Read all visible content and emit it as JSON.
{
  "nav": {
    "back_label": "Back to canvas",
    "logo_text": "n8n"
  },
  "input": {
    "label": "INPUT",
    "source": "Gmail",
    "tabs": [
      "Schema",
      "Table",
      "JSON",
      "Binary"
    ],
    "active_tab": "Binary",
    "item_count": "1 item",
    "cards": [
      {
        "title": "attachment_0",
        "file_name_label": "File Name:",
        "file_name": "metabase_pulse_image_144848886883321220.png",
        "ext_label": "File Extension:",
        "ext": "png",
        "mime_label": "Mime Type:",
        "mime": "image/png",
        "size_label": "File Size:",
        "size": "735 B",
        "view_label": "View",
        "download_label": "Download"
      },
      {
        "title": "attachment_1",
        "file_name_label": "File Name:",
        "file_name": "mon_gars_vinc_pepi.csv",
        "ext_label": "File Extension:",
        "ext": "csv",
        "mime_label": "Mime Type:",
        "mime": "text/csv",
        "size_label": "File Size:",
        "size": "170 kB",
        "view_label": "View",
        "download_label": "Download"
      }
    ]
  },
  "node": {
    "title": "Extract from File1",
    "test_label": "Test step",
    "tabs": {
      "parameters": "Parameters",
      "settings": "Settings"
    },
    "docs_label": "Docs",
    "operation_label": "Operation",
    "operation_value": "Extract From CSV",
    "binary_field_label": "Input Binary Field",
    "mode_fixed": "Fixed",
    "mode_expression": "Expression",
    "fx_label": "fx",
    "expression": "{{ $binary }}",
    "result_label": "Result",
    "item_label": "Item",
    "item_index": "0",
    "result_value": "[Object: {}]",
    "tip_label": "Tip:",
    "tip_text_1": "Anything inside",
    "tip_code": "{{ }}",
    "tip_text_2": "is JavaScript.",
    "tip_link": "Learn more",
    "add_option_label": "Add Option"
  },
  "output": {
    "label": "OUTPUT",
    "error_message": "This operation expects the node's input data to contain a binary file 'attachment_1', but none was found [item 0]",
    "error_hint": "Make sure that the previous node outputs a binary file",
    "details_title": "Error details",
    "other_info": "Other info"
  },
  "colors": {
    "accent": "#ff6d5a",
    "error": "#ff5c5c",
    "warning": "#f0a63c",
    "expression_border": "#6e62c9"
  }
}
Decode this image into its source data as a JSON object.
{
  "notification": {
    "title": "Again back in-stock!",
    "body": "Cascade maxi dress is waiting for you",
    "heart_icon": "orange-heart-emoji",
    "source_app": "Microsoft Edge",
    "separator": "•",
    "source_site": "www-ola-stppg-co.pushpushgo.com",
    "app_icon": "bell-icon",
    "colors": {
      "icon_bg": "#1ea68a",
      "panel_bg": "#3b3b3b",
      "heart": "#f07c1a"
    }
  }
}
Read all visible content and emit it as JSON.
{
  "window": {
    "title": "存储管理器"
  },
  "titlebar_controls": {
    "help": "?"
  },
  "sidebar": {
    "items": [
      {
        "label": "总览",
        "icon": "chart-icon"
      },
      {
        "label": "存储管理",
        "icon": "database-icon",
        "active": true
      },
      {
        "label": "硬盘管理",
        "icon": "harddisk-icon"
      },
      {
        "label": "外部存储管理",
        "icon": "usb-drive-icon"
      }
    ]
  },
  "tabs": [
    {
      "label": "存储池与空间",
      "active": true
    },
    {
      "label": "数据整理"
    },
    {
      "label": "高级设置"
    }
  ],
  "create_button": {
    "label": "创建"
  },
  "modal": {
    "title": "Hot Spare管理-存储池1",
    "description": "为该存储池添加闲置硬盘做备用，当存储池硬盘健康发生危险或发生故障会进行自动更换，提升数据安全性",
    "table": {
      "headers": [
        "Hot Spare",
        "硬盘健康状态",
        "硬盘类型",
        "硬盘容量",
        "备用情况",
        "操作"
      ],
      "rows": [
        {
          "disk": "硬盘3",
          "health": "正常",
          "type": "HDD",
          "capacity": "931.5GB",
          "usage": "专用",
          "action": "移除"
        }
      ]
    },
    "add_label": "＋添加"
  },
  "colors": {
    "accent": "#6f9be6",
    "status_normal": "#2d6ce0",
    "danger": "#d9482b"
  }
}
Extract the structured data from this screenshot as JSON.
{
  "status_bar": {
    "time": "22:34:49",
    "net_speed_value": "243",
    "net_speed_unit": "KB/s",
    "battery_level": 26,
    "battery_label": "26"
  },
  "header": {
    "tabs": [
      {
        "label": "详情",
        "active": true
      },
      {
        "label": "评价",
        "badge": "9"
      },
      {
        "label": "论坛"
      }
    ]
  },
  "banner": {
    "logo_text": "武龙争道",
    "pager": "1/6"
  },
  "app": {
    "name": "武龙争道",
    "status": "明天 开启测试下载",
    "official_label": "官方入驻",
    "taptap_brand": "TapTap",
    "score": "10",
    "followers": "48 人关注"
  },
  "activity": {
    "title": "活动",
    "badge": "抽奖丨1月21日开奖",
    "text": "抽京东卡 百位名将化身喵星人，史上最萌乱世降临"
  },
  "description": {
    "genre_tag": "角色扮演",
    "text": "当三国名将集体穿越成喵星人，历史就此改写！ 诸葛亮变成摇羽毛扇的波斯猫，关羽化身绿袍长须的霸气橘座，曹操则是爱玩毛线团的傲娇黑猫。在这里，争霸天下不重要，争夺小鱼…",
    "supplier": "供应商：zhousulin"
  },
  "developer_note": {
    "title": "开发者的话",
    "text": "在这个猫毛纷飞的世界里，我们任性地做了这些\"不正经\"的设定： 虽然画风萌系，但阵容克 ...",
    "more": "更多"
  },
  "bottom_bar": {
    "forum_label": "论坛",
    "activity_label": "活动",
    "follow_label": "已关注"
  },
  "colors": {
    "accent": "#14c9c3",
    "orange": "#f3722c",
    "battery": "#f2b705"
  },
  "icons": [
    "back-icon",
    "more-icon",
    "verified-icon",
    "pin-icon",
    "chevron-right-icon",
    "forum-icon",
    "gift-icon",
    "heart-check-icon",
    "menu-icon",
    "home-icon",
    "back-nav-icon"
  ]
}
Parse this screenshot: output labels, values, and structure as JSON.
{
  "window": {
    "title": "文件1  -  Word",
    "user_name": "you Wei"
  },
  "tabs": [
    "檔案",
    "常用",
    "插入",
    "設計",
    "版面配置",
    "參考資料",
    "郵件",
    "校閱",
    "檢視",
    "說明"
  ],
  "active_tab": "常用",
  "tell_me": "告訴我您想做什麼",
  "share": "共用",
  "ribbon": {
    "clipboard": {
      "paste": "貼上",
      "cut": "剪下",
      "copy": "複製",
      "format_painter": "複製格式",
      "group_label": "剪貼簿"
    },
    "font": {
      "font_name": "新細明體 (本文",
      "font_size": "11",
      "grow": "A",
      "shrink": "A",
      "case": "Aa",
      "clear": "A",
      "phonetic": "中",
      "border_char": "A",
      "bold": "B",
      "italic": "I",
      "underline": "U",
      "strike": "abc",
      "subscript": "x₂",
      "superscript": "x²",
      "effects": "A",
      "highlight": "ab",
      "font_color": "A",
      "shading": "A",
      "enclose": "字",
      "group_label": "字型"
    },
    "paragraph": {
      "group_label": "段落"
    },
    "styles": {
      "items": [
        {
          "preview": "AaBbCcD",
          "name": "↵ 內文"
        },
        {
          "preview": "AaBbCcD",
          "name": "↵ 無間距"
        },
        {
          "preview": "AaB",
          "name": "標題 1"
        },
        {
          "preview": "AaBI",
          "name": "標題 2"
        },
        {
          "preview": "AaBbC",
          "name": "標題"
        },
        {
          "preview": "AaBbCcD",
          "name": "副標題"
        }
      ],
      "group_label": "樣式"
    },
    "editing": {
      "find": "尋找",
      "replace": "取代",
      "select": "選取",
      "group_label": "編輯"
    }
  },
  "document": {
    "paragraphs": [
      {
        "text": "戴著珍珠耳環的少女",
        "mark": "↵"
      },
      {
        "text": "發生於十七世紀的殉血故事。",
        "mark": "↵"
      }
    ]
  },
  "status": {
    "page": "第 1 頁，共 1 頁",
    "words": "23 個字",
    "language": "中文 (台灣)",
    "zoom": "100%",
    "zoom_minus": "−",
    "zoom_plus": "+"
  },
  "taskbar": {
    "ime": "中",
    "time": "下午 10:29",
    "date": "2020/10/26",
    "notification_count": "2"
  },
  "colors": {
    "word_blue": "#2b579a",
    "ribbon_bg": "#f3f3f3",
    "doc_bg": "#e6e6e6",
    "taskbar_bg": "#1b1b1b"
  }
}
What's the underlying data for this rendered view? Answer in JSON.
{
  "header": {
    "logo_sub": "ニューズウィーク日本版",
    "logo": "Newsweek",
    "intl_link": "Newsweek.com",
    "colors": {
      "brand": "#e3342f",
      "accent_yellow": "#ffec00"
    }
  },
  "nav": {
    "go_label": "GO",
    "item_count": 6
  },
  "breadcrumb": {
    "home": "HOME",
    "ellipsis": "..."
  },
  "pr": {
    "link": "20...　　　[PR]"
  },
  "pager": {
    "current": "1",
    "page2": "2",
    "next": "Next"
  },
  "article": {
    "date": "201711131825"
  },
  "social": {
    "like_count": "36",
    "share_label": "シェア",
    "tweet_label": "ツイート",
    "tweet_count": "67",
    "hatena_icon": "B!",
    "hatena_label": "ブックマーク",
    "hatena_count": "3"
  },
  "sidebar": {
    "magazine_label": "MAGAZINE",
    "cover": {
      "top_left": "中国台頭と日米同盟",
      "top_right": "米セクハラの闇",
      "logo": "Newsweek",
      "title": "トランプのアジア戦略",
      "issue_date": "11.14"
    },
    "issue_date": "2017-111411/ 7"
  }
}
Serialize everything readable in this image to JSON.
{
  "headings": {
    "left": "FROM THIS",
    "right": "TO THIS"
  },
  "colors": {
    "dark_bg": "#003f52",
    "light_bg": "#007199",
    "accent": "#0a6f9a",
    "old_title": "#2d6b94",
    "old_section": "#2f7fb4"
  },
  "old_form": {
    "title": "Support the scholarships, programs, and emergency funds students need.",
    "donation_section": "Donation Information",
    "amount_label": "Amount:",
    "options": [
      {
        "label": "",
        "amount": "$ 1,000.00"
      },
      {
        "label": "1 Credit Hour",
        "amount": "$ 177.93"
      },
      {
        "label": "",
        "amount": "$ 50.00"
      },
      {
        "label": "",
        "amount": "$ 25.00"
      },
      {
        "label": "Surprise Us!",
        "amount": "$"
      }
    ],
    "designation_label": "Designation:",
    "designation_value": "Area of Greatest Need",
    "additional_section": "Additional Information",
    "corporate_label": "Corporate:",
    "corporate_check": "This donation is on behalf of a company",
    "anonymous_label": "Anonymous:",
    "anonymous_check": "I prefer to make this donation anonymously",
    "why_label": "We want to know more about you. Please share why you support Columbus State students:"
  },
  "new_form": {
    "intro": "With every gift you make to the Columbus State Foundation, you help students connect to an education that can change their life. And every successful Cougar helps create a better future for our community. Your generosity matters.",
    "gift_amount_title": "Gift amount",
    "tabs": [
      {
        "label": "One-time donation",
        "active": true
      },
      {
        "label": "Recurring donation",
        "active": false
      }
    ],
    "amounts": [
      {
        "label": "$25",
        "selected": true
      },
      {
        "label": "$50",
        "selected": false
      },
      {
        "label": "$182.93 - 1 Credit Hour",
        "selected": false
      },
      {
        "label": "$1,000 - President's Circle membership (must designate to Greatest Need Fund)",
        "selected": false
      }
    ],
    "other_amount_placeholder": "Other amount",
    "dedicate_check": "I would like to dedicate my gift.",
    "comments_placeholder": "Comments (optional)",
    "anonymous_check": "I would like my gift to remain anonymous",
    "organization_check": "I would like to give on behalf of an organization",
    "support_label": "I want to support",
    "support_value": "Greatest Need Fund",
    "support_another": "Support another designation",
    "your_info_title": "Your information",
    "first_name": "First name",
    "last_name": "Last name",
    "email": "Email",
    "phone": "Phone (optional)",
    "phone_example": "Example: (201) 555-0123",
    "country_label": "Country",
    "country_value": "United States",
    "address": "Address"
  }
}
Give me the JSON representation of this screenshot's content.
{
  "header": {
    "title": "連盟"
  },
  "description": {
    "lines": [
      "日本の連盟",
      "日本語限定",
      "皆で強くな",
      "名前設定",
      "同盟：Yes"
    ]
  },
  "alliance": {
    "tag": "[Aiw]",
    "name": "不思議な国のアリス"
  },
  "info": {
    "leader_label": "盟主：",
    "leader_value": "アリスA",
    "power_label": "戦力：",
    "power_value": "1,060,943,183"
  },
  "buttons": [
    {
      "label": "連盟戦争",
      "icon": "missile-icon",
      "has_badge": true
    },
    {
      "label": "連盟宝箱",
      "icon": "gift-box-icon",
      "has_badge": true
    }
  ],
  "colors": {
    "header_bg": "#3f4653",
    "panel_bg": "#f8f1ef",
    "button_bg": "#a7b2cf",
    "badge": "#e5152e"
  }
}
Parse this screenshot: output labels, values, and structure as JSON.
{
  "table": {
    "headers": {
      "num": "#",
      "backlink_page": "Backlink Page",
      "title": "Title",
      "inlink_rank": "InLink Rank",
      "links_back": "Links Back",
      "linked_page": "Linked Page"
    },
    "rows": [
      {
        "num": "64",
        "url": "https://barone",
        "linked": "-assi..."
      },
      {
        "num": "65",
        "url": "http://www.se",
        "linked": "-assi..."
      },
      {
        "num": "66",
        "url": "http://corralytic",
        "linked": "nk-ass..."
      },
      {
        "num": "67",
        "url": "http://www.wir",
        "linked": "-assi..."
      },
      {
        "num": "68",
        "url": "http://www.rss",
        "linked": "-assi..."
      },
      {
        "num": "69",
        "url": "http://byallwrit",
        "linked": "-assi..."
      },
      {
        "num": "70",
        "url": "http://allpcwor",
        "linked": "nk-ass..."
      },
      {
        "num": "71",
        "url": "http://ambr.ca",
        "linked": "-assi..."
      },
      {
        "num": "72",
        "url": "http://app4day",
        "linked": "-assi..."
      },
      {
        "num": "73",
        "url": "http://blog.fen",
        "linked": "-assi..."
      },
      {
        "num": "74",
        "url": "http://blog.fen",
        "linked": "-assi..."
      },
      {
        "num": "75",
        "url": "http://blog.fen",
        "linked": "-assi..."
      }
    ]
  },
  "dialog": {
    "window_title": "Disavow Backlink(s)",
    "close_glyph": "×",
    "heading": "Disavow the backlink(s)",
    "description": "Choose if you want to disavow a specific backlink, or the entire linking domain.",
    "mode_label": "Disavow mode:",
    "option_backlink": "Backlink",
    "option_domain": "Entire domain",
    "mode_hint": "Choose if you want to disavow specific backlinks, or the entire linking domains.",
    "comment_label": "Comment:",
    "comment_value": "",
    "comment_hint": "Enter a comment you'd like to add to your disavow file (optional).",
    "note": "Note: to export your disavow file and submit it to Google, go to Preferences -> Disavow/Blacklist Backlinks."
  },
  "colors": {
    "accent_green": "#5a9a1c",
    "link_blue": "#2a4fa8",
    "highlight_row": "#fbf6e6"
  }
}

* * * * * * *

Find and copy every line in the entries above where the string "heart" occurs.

* **EXERCISE OUTPUT**
    "heart_icon": "orange-heart-emoji",
      "heart": "#f07c1a"
    "heart-check-icon",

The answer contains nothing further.